Why do many of the highest achievers in the world have coaches? It’s because even the most accomplished have blind spots. It’s not uncommon for professional athletes to have multiple coaches. A baseball team has a pitching coach, hitting coach, running coach, and throwing coach.
High achievers also rely on coaches to keep them accountable and to accelerate their desired outcomes. The goal is maximum progress in the shortest amount of time. In other words, many that utilize a coach are entirely capable of achieving their goal, but they see huge value in reaching the goal sooner by utilizing tools that have a multiplier effect on growth.
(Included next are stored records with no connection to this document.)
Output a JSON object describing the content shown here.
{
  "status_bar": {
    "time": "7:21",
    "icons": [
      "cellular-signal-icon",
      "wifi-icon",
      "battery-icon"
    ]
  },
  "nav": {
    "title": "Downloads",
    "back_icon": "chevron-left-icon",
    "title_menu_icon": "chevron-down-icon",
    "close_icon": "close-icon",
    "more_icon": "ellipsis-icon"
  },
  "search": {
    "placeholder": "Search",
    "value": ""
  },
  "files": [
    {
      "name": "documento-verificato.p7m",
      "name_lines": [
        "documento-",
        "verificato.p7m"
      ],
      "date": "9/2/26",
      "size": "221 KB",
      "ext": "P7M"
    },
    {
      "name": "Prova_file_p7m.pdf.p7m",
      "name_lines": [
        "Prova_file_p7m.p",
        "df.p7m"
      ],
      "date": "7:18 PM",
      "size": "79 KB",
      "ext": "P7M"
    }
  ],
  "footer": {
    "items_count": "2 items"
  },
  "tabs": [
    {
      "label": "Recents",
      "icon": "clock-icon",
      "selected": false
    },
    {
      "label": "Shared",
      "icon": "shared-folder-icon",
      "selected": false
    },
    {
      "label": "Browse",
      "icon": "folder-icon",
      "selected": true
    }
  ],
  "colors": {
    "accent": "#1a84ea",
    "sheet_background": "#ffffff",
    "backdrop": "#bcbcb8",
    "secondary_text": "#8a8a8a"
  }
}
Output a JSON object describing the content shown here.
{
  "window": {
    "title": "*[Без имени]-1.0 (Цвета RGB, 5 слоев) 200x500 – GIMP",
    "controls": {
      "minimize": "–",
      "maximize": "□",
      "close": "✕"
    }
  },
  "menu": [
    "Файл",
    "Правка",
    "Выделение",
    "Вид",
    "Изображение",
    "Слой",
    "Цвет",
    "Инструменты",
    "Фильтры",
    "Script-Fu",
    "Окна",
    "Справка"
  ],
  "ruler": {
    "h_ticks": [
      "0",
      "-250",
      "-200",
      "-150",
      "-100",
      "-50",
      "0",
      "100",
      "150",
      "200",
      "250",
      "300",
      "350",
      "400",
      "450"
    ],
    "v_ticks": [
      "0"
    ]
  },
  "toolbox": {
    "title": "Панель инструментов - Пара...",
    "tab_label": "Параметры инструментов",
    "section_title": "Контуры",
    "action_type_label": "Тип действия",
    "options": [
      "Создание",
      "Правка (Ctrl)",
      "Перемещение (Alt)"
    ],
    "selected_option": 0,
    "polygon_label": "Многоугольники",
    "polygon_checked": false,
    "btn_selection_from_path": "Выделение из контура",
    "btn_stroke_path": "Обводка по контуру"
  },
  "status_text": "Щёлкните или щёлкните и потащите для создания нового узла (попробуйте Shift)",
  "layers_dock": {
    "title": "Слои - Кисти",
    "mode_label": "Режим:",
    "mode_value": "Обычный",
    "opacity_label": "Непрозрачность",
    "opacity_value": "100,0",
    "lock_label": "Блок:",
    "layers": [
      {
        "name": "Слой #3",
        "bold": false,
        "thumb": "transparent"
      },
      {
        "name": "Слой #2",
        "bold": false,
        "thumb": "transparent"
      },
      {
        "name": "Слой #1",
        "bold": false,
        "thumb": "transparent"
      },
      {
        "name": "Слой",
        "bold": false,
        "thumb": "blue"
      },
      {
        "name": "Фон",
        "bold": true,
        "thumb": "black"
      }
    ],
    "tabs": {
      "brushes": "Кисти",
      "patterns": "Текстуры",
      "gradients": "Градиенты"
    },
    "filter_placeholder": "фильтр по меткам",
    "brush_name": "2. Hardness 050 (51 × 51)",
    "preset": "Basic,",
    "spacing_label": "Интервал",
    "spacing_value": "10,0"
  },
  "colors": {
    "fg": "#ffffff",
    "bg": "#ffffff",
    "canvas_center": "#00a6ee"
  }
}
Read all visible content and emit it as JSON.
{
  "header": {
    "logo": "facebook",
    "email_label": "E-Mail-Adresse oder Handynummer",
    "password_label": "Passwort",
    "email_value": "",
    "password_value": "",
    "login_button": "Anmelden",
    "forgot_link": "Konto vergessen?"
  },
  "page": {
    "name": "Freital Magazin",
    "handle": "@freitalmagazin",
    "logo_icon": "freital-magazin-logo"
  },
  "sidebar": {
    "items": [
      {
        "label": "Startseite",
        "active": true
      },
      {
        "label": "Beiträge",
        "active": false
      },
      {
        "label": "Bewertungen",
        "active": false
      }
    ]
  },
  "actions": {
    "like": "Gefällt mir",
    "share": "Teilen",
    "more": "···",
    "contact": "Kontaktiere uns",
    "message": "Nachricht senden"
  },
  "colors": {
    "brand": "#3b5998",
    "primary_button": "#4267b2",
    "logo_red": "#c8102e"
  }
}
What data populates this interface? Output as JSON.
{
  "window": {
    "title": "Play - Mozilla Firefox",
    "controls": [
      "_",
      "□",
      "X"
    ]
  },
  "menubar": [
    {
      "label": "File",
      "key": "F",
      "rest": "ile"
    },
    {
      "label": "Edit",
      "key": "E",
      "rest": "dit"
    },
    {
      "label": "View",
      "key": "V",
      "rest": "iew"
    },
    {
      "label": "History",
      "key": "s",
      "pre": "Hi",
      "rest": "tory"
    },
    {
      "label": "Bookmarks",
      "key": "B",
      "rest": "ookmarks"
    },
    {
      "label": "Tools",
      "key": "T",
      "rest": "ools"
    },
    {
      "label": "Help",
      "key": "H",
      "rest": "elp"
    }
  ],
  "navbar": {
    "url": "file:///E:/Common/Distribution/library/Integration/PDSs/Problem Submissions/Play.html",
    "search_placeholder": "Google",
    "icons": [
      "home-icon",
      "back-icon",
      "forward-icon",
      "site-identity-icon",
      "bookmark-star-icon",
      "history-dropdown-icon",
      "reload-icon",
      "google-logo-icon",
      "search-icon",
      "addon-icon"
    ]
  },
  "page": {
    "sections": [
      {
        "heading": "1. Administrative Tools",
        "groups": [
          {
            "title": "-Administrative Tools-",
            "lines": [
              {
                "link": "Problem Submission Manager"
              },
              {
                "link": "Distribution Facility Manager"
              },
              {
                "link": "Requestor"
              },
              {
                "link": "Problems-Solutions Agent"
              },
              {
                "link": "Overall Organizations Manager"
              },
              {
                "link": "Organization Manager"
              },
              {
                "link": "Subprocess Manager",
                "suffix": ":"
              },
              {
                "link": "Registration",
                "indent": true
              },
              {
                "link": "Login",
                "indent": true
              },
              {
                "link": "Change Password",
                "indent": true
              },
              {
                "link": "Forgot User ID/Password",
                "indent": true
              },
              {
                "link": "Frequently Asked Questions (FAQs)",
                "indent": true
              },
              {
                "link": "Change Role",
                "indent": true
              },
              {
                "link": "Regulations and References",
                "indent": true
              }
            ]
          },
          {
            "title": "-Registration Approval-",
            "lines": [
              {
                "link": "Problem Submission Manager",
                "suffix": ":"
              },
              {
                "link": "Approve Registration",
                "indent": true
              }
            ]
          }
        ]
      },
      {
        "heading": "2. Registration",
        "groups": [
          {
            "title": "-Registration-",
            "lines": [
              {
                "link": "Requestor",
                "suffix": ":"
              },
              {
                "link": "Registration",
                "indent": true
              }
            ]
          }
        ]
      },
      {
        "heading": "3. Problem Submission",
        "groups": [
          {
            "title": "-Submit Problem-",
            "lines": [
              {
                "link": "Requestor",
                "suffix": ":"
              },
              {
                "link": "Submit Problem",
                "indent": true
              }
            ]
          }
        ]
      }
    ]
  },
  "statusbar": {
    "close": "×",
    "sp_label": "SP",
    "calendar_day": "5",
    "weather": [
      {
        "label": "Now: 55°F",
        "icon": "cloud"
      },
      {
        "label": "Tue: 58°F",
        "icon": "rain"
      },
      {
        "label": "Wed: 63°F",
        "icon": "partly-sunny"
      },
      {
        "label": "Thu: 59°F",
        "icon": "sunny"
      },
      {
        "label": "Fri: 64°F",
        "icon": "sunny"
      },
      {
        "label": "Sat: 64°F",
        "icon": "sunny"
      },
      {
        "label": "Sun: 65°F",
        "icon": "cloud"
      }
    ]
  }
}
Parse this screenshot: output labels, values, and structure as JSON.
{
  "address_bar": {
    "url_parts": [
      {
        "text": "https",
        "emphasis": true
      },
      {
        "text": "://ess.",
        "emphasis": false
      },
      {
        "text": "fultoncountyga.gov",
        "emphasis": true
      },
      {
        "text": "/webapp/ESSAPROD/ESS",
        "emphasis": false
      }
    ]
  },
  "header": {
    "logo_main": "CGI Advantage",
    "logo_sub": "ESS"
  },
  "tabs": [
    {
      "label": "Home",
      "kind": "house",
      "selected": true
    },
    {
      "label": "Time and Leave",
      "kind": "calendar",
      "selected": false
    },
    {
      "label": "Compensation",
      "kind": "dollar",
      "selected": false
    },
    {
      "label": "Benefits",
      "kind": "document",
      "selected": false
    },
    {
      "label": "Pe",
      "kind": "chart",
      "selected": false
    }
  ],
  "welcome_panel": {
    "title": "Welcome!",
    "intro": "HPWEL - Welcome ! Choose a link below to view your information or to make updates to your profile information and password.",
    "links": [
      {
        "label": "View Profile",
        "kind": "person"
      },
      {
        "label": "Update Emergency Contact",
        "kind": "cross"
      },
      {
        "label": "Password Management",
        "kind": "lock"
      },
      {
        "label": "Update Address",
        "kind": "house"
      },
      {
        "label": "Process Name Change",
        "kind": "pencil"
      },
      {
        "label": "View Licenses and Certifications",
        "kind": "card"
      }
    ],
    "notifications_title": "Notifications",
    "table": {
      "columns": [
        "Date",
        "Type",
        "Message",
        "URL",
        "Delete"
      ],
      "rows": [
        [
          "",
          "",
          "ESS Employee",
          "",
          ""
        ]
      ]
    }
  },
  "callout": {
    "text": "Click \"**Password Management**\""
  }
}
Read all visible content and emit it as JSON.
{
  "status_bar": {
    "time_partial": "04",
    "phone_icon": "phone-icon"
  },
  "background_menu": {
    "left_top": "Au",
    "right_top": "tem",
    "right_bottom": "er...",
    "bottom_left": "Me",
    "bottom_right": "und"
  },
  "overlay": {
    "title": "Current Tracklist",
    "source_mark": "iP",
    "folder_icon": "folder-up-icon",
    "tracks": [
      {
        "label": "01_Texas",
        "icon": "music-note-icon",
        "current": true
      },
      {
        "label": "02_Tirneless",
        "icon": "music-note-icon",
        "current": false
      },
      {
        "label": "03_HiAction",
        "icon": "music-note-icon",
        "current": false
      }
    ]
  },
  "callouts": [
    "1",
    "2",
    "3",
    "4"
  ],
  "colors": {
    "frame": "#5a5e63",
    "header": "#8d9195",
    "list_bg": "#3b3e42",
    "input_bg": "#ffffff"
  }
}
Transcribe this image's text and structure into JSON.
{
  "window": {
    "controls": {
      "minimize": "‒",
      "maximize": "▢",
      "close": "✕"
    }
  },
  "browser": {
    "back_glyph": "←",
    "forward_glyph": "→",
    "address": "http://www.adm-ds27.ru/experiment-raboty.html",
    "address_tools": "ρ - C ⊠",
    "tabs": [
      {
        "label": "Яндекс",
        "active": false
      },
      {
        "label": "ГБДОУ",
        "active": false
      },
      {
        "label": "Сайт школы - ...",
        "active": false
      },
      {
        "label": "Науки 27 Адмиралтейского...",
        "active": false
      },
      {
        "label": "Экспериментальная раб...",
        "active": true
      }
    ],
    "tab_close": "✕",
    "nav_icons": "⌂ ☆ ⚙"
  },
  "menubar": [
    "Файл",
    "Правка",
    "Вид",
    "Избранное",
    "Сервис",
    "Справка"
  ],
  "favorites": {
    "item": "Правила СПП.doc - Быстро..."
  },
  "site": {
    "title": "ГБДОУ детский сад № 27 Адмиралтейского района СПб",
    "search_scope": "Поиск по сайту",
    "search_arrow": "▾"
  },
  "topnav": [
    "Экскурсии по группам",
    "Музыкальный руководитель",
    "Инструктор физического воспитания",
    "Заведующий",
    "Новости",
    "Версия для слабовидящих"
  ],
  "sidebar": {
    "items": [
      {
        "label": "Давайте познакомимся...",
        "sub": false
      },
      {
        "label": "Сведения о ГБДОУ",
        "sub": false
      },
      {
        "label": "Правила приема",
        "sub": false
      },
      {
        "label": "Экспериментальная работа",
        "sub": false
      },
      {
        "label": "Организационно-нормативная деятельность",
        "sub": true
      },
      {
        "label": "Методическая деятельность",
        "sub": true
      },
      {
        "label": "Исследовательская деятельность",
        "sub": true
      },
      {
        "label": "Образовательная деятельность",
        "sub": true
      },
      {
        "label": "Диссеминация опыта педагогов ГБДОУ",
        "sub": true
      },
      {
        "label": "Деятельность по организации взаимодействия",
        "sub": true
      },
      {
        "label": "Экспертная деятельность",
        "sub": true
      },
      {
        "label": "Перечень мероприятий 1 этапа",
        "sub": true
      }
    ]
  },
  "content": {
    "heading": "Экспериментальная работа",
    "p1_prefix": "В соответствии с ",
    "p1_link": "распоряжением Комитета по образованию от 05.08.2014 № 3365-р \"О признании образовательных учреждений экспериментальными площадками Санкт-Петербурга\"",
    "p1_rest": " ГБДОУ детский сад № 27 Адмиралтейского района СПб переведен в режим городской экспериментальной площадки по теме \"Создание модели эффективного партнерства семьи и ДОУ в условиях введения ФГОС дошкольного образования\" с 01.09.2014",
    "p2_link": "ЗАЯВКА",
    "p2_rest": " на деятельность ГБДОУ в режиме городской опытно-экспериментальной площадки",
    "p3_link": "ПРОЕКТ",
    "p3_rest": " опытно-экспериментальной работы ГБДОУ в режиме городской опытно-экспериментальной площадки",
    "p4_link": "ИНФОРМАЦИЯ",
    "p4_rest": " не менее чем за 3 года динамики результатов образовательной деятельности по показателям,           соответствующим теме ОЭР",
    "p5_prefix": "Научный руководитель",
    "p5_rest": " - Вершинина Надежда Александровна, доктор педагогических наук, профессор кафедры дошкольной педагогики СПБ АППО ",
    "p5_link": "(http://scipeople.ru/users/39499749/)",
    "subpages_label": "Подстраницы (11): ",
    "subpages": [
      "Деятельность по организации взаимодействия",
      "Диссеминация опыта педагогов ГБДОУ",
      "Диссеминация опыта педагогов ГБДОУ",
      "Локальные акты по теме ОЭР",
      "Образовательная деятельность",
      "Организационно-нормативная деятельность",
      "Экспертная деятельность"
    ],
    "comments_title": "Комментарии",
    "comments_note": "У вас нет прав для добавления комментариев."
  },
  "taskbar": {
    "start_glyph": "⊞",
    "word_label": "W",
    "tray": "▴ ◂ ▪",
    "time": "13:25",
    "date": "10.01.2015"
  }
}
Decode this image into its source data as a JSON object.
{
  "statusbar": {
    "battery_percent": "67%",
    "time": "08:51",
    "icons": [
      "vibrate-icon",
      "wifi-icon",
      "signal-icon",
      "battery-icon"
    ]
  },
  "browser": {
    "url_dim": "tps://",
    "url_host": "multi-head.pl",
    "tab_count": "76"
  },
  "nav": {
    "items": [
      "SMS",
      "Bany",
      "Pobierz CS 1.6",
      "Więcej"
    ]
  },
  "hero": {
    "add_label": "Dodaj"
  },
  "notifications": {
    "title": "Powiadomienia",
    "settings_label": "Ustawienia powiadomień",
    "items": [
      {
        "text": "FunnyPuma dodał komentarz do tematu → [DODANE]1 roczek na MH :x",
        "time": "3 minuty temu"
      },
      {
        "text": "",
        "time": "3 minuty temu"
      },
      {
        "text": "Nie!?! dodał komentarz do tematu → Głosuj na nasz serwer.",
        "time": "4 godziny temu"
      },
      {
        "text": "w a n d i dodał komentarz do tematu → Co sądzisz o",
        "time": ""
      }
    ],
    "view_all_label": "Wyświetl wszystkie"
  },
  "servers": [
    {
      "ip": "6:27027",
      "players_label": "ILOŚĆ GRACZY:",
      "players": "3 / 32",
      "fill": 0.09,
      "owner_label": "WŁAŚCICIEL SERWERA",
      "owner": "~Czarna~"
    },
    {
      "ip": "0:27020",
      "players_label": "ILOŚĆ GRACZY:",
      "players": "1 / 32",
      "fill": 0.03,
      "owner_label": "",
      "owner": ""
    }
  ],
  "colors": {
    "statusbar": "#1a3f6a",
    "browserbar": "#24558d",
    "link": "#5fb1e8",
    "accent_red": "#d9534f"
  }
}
How valuable would it be if you took your 3-year goal and accomplished it in 18 months because a coach brought some new perspectives, insights or distinctions that helped you see the things you were missing and help keep you focused? Sometimes the problem is not that you don’t know what you don’t know — it’s actually that you don’t do what you do know, which is why, in addition to a coach, a “peak performance partner” is so valuable for accountability.
Smart people have great answers. Brilliant people have great questions. There’s nothing more powerful than questions, yet as many of us get older, we gradually begin to believe we have most of the answers and forget that the growth is in the unknown. Consider how much we grew during childhood when we asked questions and weren’t concerned about revealing what we didn’t know. An effective coach can help you uncover the blind spots. We don’t tend to ask ourselves what we’re missing about ourselves, yet feedback is a very powerful tool for closing the gap on where you are and where you want to be. In business, it’s wise to ask what we’re missing about clients or even about our industry.